▶ **HOW TO COMPLETE THIS TASK**: Find the word "time" in the listing; pull out each line holding it.

▶ **DATA FOR THIS TASK**:
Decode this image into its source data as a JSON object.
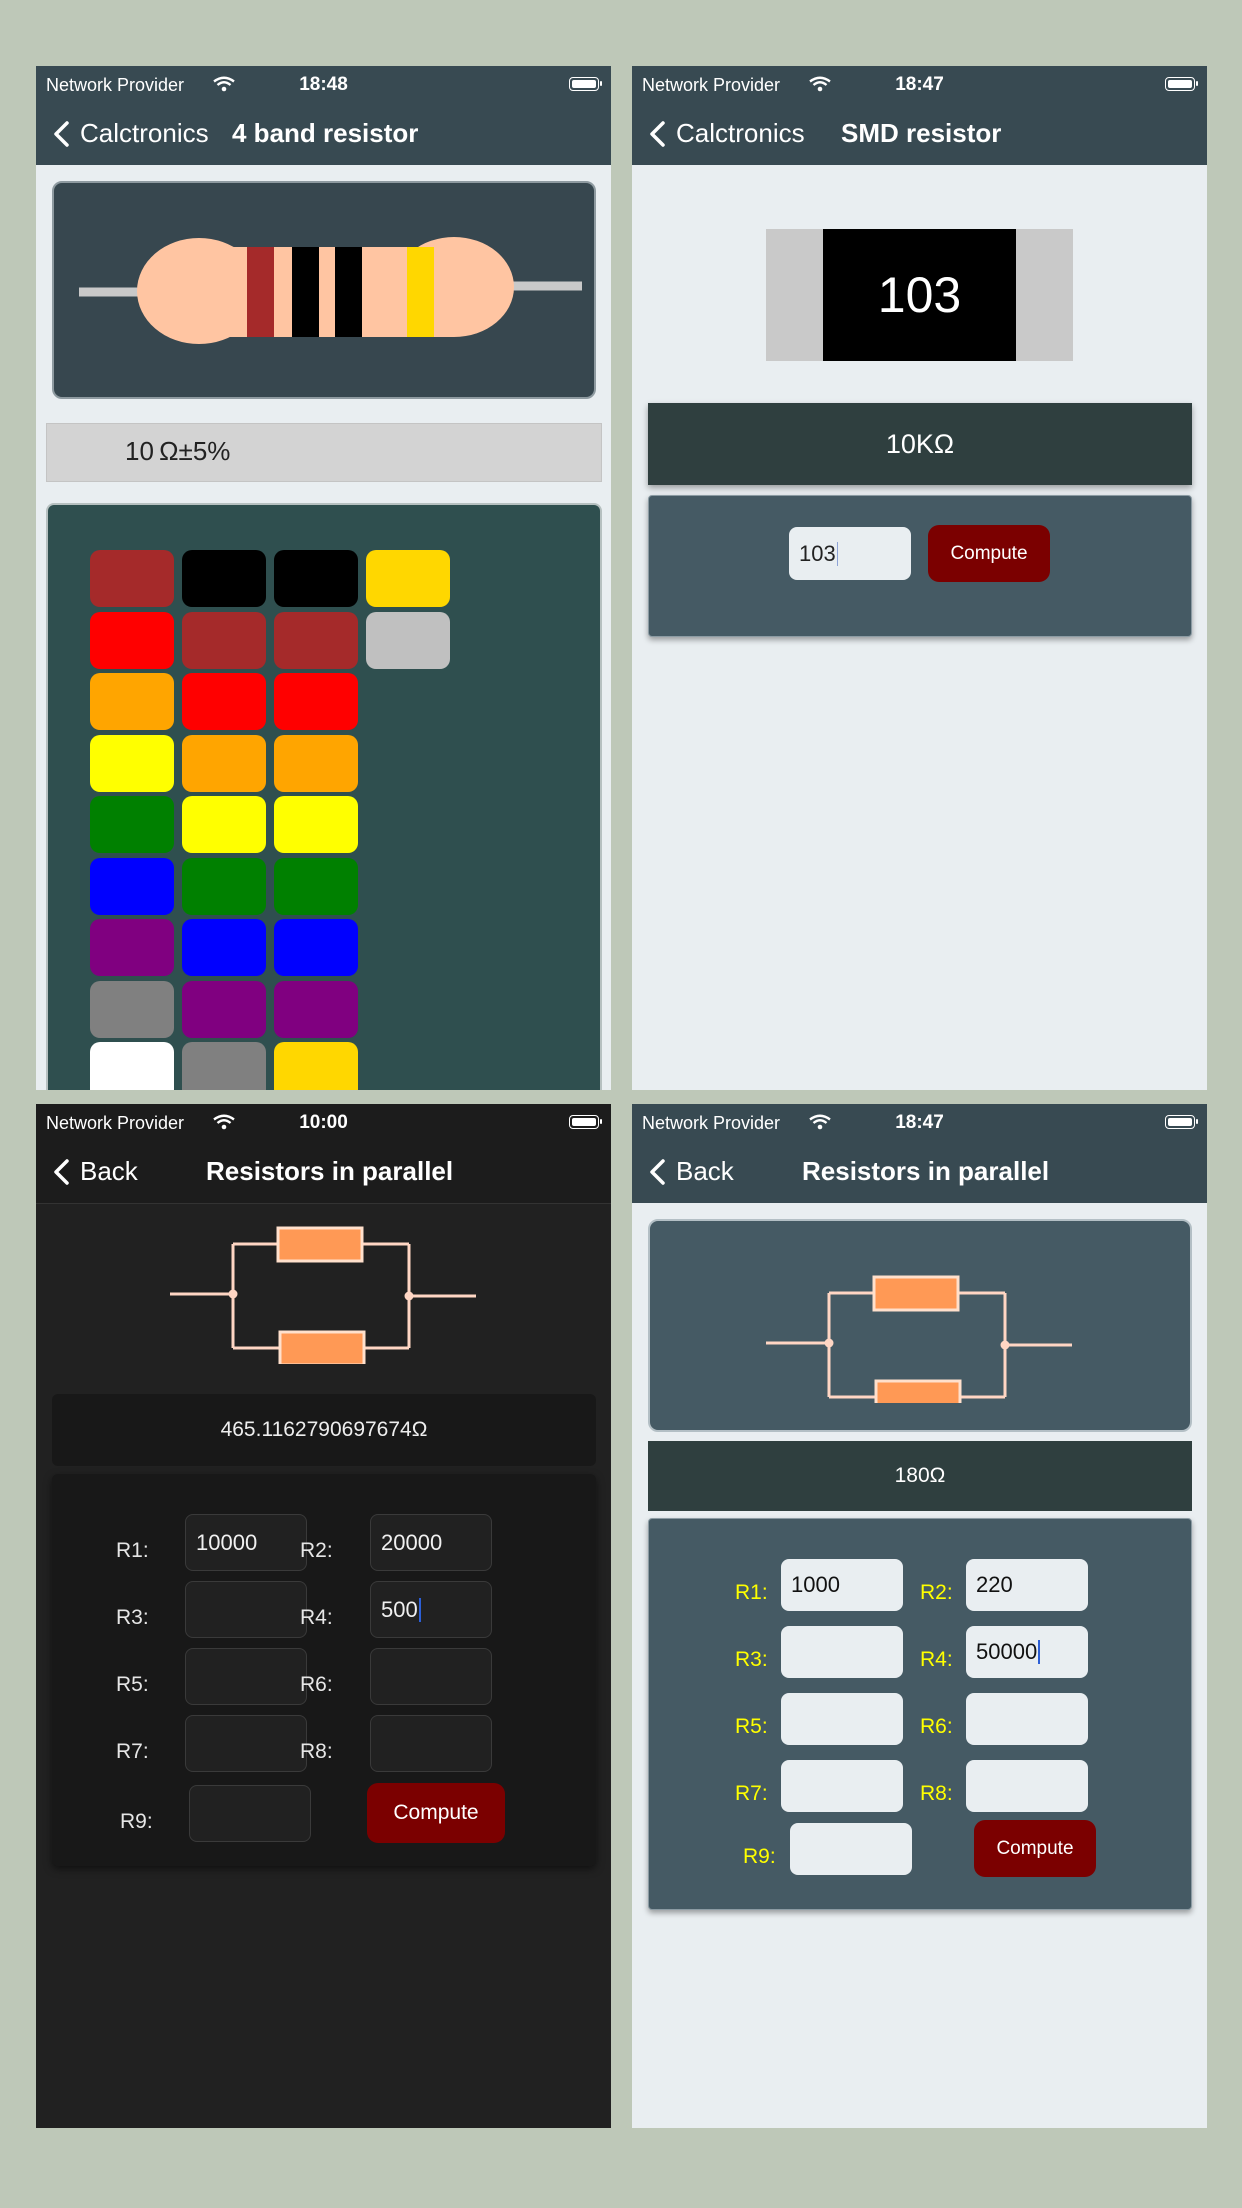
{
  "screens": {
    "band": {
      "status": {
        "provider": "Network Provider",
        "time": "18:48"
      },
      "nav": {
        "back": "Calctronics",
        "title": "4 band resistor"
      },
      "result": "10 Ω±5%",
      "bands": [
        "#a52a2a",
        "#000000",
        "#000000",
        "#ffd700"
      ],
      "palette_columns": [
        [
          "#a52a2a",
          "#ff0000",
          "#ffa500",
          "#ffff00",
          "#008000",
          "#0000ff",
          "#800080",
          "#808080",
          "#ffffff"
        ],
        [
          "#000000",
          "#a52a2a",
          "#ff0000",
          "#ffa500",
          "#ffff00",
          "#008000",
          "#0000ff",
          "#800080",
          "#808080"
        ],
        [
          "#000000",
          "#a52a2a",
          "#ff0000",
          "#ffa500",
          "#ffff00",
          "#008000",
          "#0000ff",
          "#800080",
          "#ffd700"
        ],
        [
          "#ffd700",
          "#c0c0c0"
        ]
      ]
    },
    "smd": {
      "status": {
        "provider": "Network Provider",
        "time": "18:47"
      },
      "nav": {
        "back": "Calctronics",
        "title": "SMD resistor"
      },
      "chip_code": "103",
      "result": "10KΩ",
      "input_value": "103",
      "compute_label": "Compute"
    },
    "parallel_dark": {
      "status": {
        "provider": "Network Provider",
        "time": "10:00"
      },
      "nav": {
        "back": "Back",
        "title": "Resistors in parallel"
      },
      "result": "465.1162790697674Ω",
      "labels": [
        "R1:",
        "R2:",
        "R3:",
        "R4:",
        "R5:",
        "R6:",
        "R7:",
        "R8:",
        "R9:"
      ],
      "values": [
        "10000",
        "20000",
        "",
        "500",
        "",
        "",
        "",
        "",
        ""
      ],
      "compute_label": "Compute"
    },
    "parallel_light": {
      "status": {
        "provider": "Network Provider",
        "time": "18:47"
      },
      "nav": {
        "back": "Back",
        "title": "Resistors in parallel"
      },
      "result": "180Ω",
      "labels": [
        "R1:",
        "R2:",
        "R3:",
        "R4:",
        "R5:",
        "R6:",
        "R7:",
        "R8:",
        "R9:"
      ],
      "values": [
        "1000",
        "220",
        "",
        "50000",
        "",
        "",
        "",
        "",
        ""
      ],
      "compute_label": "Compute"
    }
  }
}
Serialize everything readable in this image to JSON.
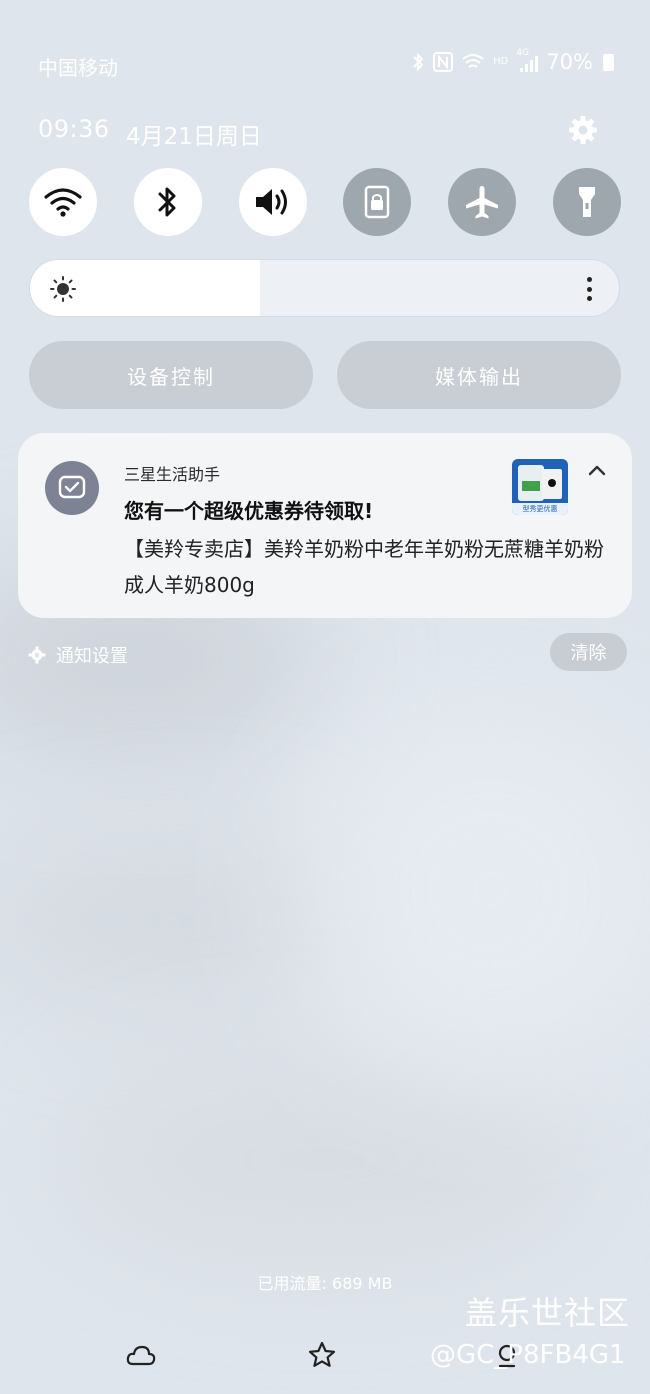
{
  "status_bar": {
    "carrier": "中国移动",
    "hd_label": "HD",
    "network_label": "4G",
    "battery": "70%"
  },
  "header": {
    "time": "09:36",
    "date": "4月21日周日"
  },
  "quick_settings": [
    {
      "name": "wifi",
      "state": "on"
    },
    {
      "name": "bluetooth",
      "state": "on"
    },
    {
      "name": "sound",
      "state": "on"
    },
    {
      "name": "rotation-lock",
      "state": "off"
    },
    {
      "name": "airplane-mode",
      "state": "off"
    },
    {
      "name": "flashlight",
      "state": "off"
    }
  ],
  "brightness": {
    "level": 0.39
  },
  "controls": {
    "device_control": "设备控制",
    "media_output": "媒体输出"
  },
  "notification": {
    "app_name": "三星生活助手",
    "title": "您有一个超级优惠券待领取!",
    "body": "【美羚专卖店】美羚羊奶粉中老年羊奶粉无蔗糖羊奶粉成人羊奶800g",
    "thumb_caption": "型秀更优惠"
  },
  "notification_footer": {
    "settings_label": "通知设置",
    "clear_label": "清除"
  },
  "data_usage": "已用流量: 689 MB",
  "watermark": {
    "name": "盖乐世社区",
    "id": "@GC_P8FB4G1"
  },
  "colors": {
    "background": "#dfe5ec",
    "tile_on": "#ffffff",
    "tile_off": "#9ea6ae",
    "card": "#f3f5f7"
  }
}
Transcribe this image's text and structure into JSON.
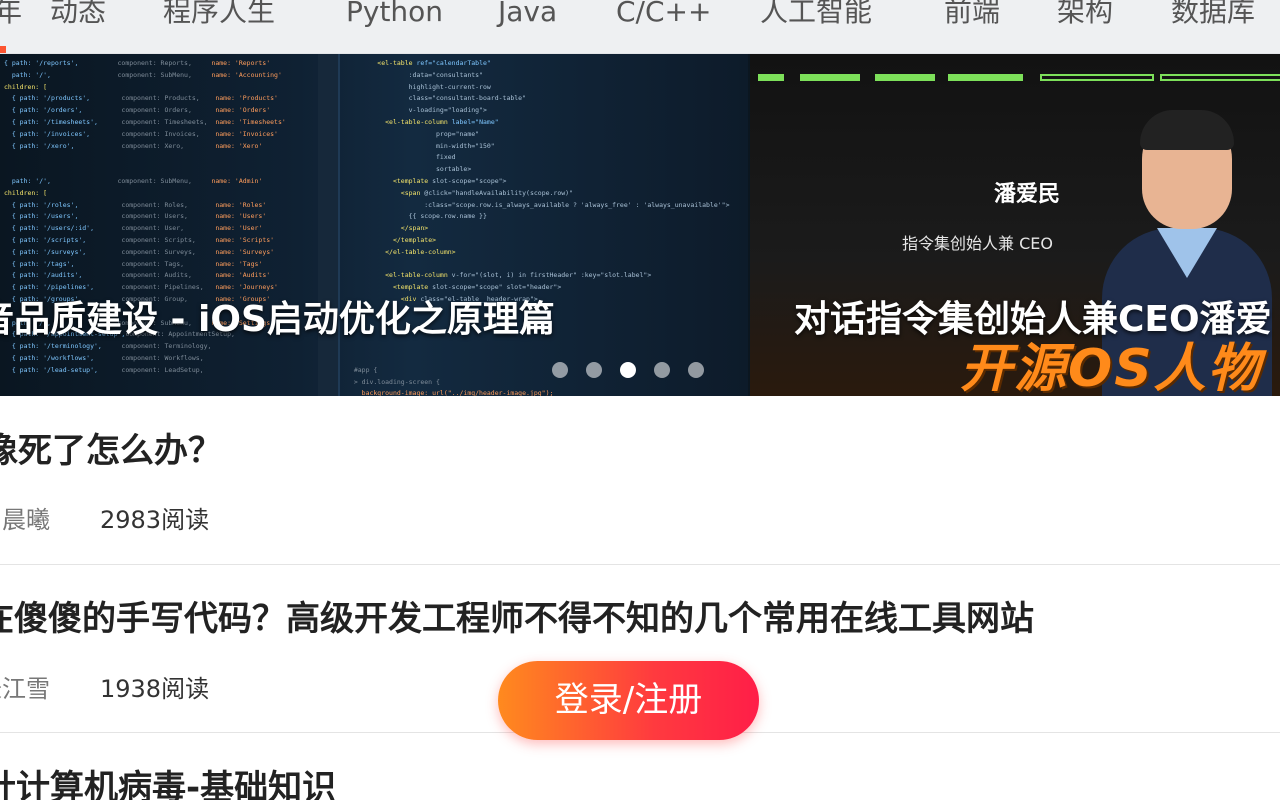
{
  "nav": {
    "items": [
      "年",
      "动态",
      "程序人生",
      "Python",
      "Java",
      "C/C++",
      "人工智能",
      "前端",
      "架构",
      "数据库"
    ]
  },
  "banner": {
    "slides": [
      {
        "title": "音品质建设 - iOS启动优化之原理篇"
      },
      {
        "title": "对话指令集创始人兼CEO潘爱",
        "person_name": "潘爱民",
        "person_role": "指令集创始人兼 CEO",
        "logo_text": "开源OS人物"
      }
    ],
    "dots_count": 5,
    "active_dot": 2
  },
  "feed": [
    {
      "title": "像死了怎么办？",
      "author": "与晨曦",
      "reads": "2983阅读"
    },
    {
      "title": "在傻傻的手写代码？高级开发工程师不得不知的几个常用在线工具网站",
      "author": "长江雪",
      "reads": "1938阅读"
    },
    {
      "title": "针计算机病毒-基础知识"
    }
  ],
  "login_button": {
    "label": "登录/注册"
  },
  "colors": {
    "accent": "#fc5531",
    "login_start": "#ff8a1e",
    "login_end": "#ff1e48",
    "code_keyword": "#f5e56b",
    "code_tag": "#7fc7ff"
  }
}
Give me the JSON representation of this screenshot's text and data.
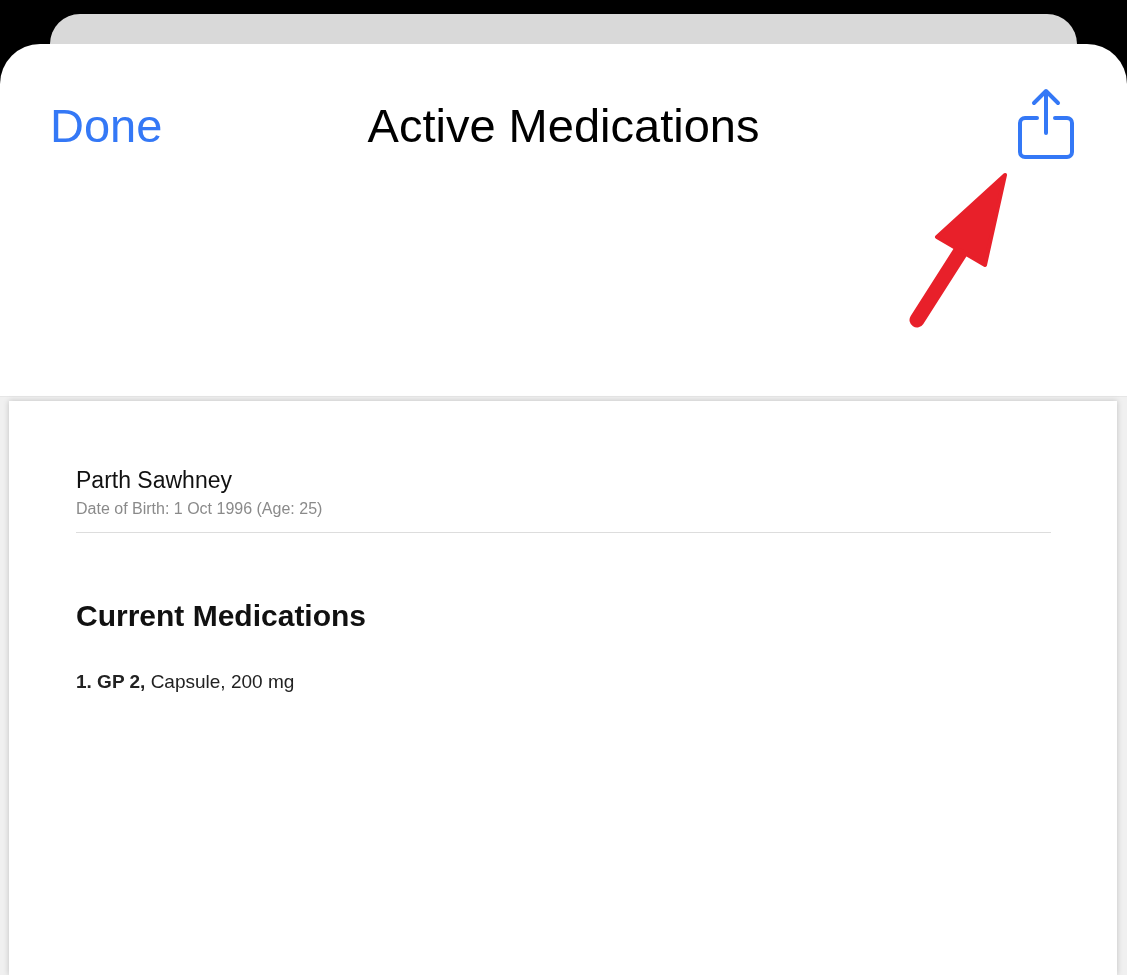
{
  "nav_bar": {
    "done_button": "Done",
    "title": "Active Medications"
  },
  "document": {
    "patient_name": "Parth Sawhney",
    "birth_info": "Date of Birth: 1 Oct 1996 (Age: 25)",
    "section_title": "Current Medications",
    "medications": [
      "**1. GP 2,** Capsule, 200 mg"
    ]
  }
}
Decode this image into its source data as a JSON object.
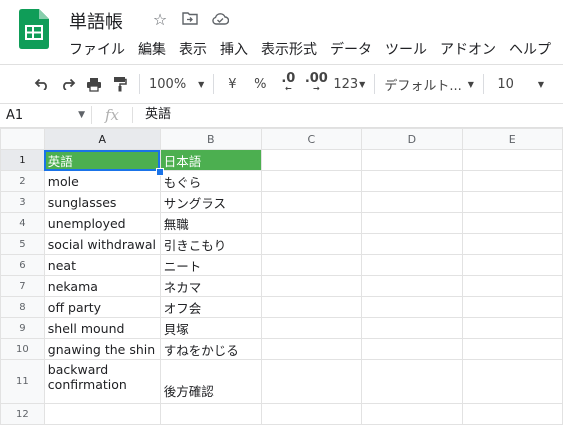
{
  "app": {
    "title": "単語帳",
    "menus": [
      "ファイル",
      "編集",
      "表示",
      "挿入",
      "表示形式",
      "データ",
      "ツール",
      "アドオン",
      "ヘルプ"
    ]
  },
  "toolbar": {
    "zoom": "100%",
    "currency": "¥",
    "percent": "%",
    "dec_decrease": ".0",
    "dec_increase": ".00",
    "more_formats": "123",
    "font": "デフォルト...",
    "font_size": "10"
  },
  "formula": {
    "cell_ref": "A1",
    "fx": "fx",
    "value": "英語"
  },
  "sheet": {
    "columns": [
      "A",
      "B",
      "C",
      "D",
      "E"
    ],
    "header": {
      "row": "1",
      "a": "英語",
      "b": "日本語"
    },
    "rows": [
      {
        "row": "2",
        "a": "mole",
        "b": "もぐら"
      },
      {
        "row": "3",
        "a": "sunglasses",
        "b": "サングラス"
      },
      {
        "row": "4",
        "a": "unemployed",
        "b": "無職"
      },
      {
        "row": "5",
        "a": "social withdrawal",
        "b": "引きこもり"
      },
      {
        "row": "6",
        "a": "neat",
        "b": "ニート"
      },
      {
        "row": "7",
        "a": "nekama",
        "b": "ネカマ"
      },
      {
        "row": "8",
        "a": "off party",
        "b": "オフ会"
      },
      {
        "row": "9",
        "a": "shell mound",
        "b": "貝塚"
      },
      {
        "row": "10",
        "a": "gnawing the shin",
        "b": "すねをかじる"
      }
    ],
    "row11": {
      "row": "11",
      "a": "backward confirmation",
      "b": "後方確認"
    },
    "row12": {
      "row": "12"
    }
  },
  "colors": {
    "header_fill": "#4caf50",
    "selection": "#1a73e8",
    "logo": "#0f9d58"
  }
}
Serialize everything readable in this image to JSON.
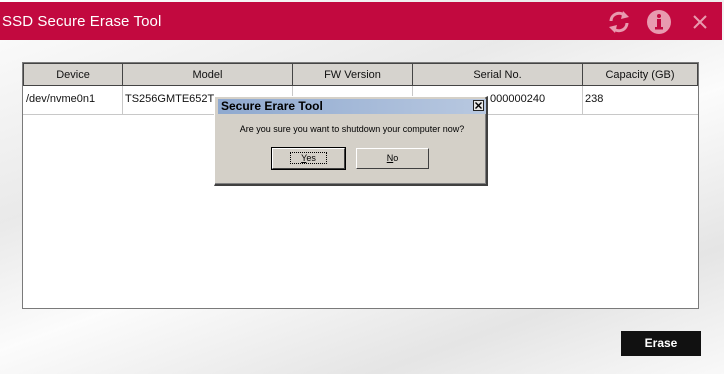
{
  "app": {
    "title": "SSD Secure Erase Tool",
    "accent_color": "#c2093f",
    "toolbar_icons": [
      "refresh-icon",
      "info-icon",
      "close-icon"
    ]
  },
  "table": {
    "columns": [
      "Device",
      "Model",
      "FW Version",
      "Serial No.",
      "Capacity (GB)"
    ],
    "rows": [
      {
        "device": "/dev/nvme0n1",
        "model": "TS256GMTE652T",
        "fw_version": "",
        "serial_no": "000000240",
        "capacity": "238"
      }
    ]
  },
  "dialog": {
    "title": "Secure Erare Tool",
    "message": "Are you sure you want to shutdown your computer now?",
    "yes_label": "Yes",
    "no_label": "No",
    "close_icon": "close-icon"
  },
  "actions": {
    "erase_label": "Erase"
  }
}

▶ **RESULT OF THIS TASK**:
        "time": "18:48"
        "time": "18:47"
        "time": "10:00"
        "time": "18:47"
    "time": "09:36",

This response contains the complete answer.